beautiful rose blooms are faded and the petals are about to fall.
Did you know that with a little effort, and a little luck, you can
grow a rose bush from it?
addition to your rose, you will need a one or two quart cardboard
milk carton, a two or three pound coffee can with both ends removed
and a clear plastic lid for the top, a cup or two of small stones
or gravel, good garden soil (sterilized, if possible), Rootone (options),
Rapid-Gro, patience and a spirit of adventure.
cutting should have at least five or six eyes (look at the spots
where the leaves join the main stem--the small bumps you see there
are eyes). Cut the dying bloom off the main stem. Leave the top
two or three leaves in place, pull the bottom two or three sets
of leaves off the main stem. Make a fresh slanting cut on the bottom
of the stem by snipping off about one inch. If you have Rootone
on hand, dip the bottom of the stem in it, coating the freshly cut
end and shaking off the excess.
the top off the milk carton. Snip off the bottom corners. Put about
two inches of small stones or gravel in the bottom and fill with
soil. Use sterile potting soil if you have it, but any good garden

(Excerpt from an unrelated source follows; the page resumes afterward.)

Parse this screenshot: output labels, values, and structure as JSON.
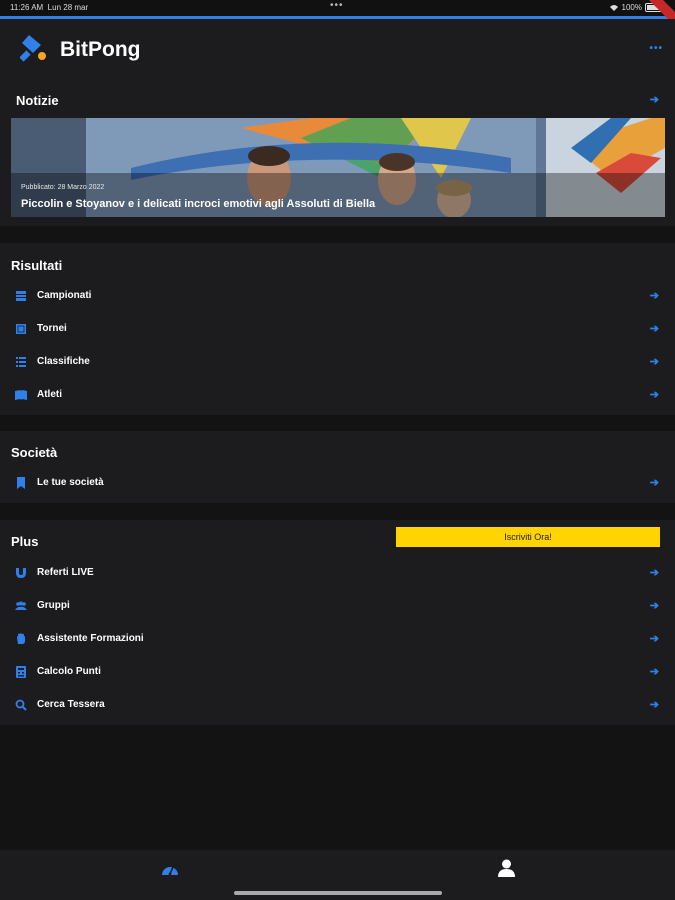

soil will do as long as it drains well and is not too heavy. Bury
about half of the stem in the soil so that the bottom three eyes
are covered. Water well with Rapid-Gro solution (1 Tbsp./gal) but
do not drench the soil.
a sheltered spot on the north or east side of your house or garage
where there is good light but NO strong direct sun. Dig a hole wide
and deep enough to hold the milk carton so the top of your cutting
is just at ground level. Place your carton with its cutting into
the hole. Sink the coffee can with both ends removed into the ground
and place the clear plastic lid on the top (do not use a colored
lid) so that your cutting is covered. You have, in effect, created
a miniature greenhouse.
now until frost, check occasionally to be sure the cutting is not
drying out. Replace the coffee can lid securely after each check.
Water if necessary, but do not otherwise disturb your cutting.
spring, from about the middle of April on, weather permitting, remove
the lid from the coffee can on warm sunny days so that the plant
will gradually become accustomed to fresh air and sunshine. Water
the first day of May, weather permitting, you can transplant your
new little rose to a permanent spot in your garden. After you have
dug the hole, peel the milk carton away and set the plant in its
new home. It should produce some blooms the first year and after
about three years you will have a full-sized plant as fine as any
you can buy!
varieties do not root readily. If you discover in the spring that
your cutting has died, try again.
gardeners have had satisfactory results putting their cuttings directly
into the ground and placing canning jars or gallon jugs with the
bottoms removed over them. This method has a few disadvantages,
however: the cuttings often cook under the glass because
the glass tends to intensify the suns rays, fine feeder roots
are damaged when the cuttings are transplanted and a sheltered semi-shaded
spot which is ideal for rooting cuttings is not the best plants
for established plants which need sun to thrive.
Note: It is illegal to root patented rose varieties by any method.
Patented roses may be reproduced only by license from the patent
from George R. Miller, Cornell Cooperative Extension, 2001
Photo Peggy Greb, ARS Image Gallery